▶ INSTRUCTIONS FOR THE TASK: Reproduce the entries word for word but drop every picture.
BEGIN DATA SECTION
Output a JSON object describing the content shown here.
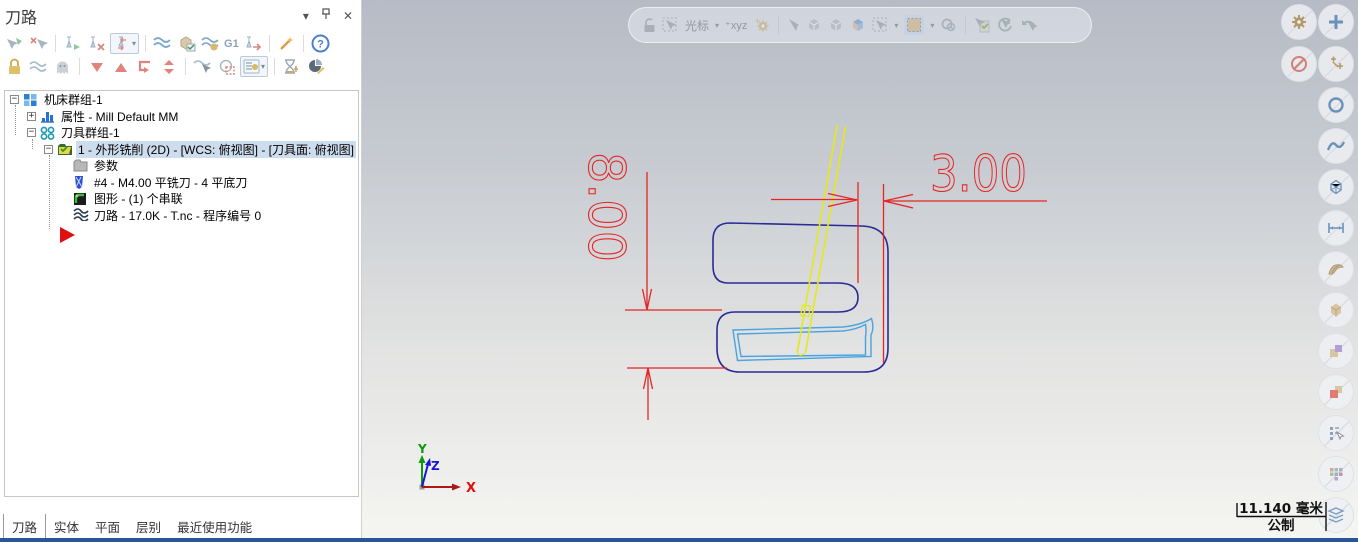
{
  "panel": {
    "title": "刀路",
    "controls": {
      "collapse": "dropdown-icon",
      "pin": "pin-icon",
      "close": "close-icon"
    },
    "toolbar": {
      "g1_label": "G1",
      "row1_icons": [
        "select-all-operations",
        "deselect-all-operations",
        "regenerate-selected",
        "invalidate-selected",
        "toolpath-locate-dropdown",
        "backplot-toolpath",
        "verify-solid",
        "simulate-options",
        "g1-code",
        "post-process",
        "edit-wand",
        "help"
      ],
      "row2_icons": [
        "lock-toolpath",
        "toggle-toolpath-display",
        "ghost-toolpath",
        "move-down",
        "move-up",
        "move-insert",
        "swap-order",
        "toolpath-display-cursor",
        "chain-geometry",
        "options-list-dropdown",
        "batch-process",
        "material-edit"
      ]
    },
    "tree": {
      "rows": [
        {
          "label": "机床群组-1",
          "level": 0,
          "expand": "minus",
          "icon": "machine-group-icon",
          "selected": false
        },
        {
          "label": "属性 - Mill Default MM",
          "level": 1,
          "expand": "plus",
          "icon": "properties-icon",
          "selected": false
        },
        {
          "label": "刀具群组-1",
          "level": 1,
          "expand": "minus",
          "icon": "tool-group-icon",
          "selected": false
        },
        {
          "label": "1 - 外形铣削 (2D) - [WCS: 俯视图] - [刀具面: 俯视图]",
          "level": 2,
          "expand": "minus",
          "icon": "operation-icon",
          "selected": true
        },
        {
          "label": "参数",
          "level": 3,
          "expand": "none",
          "icon": "parameters-folder-icon",
          "selected": false
        },
        {
          "label": "#4 - M4.00 平铣刀 - 4 平底刀",
          "level": 3,
          "expand": "none",
          "icon": "tool-icon",
          "selected": false
        },
        {
          "label": "图形 - (1) 个串联",
          "level": 3,
          "expand": "none",
          "icon": "geometry-icon",
          "selected": false
        },
        {
          "label": "刀路 - 17.0K - T.nc - 程序编号 0",
          "level": 3,
          "expand": "none",
          "icon": "toolpath-file-icon",
          "selected": false
        }
      ],
      "insert_marker": "red-arrow"
    },
    "tabs": [
      {
        "label": "刀路",
        "active": true
      },
      {
        "label": "实体",
        "active": false
      },
      {
        "label": "平面",
        "active": false
      },
      {
        "label": "层别",
        "active": false
      },
      {
        "label": "最近使用功能",
        "active": false
      }
    ]
  },
  "selection_bar": {
    "cursor_label": "光标",
    "xyz_label": "xyz",
    "icons": [
      "lock",
      "cursor-box",
      "cursor-dropdown",
      "xyz-point",
      "gear-add",
      "select-arrow",
      "cube-check",
      "cube",
      "cube-colored",
      "select-box-dropdown",
      "window-select-dropdown",
      "quick-circles",
      "select-validate",
      "regenerate",
      "undo-select"
    ]
  },
  "right_rail": {
    "buttons": [
      "gear-settings",
      "add-plus",
      "block-selection",
      "move-points",
      "circle-mask",
      "spline-mask",
      "wireframe-mask",
      "dimension-mask",
      "surface-mask",
      "solid-mask",
      "planes-purple",
      "planes-red",
      "list-select",
      "color-grid",
      "levels-mask"
    ]
  },
  "viewport": {
    "dimensions": {
      "height_label": "8.00",
      "width_label": "3.00"
    },
    "axes": {
      "x": "X",
      "y": "Y",
      "z": "Z"
    },
    "scale": {
      "value": "11.140 毫米",
      "units": "公制"
    }
  },
  "colors": {
    "part_outline": "#2a2a99",
    "toolpath": "#4aa3e0",
    "tool": "#e8e816",
    "dimension": "#e52525",
    "axis_x": "#b01818",
    "axis_y": "#0a9a0a",
    "axis_z": "#1515dd",
    "accent_bottom_bar": "#2a5699",
    "selection_highlight": "#cdddee"
  }
}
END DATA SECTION
▶ ANSWER BOX:
Output a JSON object describing the content shown here.
{
  "panel": {
    "title": "刀路",
    "controls": {
      "collapse": "dropdown-icon",
      "pin": "pin-icon",
      "close": "close-icon"
    },
    "toolbar": {
      "g1_label": "G1",
      "row1_icons": [
        "select-all-operations",
        "deselect-all-operations",
        "regenerate-selected",
        "invalidate-selected",
        "toolpath-locate-dropdown",
        "backplot-toolpath",
        "verify-solid",
        "simulate-options",
        "g1-code",
        "post-process",
        "edit-wand",
        "help"
      ],
      "row2_icons": [
        "lock-toolpath",
        "toggle-toolpath-display",
        "ghost-toolpath",
        "move-down",
        "move-up",
        "move-insert",
        "swap-order",
        "toolpath-display-cursor",
        "chain-geometry",
        "options-list-dropdown",
        "batch-process",
        "material-edit"
      ]
    },
    "tree": {
      "rows": [
        {
          "label": "机床群组-1",
          "level": 0,
          "expand": "minus",
          "icon": "machine-group-icon",
          "selected": false
        },
        {
          "label": "属性 - Mill Default MM",
          "level": 1,
          "expand": "plus",
          "icon": "properties-icon",
          "selected": false
        },
        {
          "label": "刀具群组-1",
          "level": 1,
          "expand": "minus",
          "icon": "tool-group-icon",
          "selected": false
        },
        {
          "label": "1 - 外形铣削 (2D) - [WCS: 俯视图] - [刀具面: 俯视图]",
          "level": 2,
          "expand": "minus",
          "icon": "operation-icon",
          "selected": true
        },
        {
          "label": "参数",
          "level": 3,
          "expand": "none",
          "icon": "parameters-folder-icon",
          "selected": false
        },
        {
          "label": "#4 - M4.00 平铣刀 - 4 平底刀",
          "level": 3,
          "expand": "none",
          "icon": "tool-icon",
          "selected": false
        },
        {
          "label": "图形 - (1) 个串联",
          "level": 3,
          "expand": "none",
          "icon": "geometry-icon",
          "selected": false
        },
        {
          "label": "刀路 - 17.0K - T.nc - 程序编号 0",
          "level": 3,
          "expand": "none",
          "icon": "toolpath-file-icon",
          "selected": false
        }
      ],
      "insert_marker": "red-arrow"
    },
    "tabs": [
      {
        "label": "刀路",
        "active": true
      },
      {
        "label": "实体",
        "active": false
      },
      {
        "label": "平面",
        "active": false
      },
      {
        "label": "层别",
        "active": false
      },
      {
        "label": "最近使用功能",
        "active": false
      }
    ]
  },
  "selection_bar": {
    "cursor_label": "光标",
    "xyz_label": "xyz",
    "icons": [
      "lock",
      "cursor-box",
      "cursor-dropdown",
      "xyz-point",
      "gear-add",
      "select-arrow",
      "cube-check",
      "cube",
      "cube-colored",
      "select-box-dropdown",
      "window-select-dropdown",
      "quick-circles",
      "select-validate",
      "regenerate",
      "undo-select"
    ]
  },
  "right_rail": {
    "buttons": [
      "gear-settings",
      "add-plus",
      "block-selection",
      "move-points",
      "circle-mask",
      "spline-mask",
      "wireframe-mask",
      "dimension-mask",
      "surface-mask",
      "solid-mask",
      "planes-purple",
      "planes-red",
      "list-select",
      "color-grid",
      "levels-mask"
    ]
  },
  "viewport": {
    "dimensions": {
      "height_label": "8.00",
      "width_label": "3.00"
    },
    "axes": {
      "x": "X",
      "y": "Y",
      "z": "Z"
    },
    "scale": {
      "value": "11.140 毫米",
      "units": "公制"
    }
  },
  "colors": {
    "part_outline": "#2a2a99",
    "toolpath": "#4aa3e0",
    "tool": "#e8e816",
    "dimension": "#e52525",
    "axis_x": "#b01818",
    "axis_y": "#0a9a0a",
    "axis_z": "#1515dd",
    "accent_bottom_bar": "#2a5699",
    "selection_highlight": "#cdddee"
  }
}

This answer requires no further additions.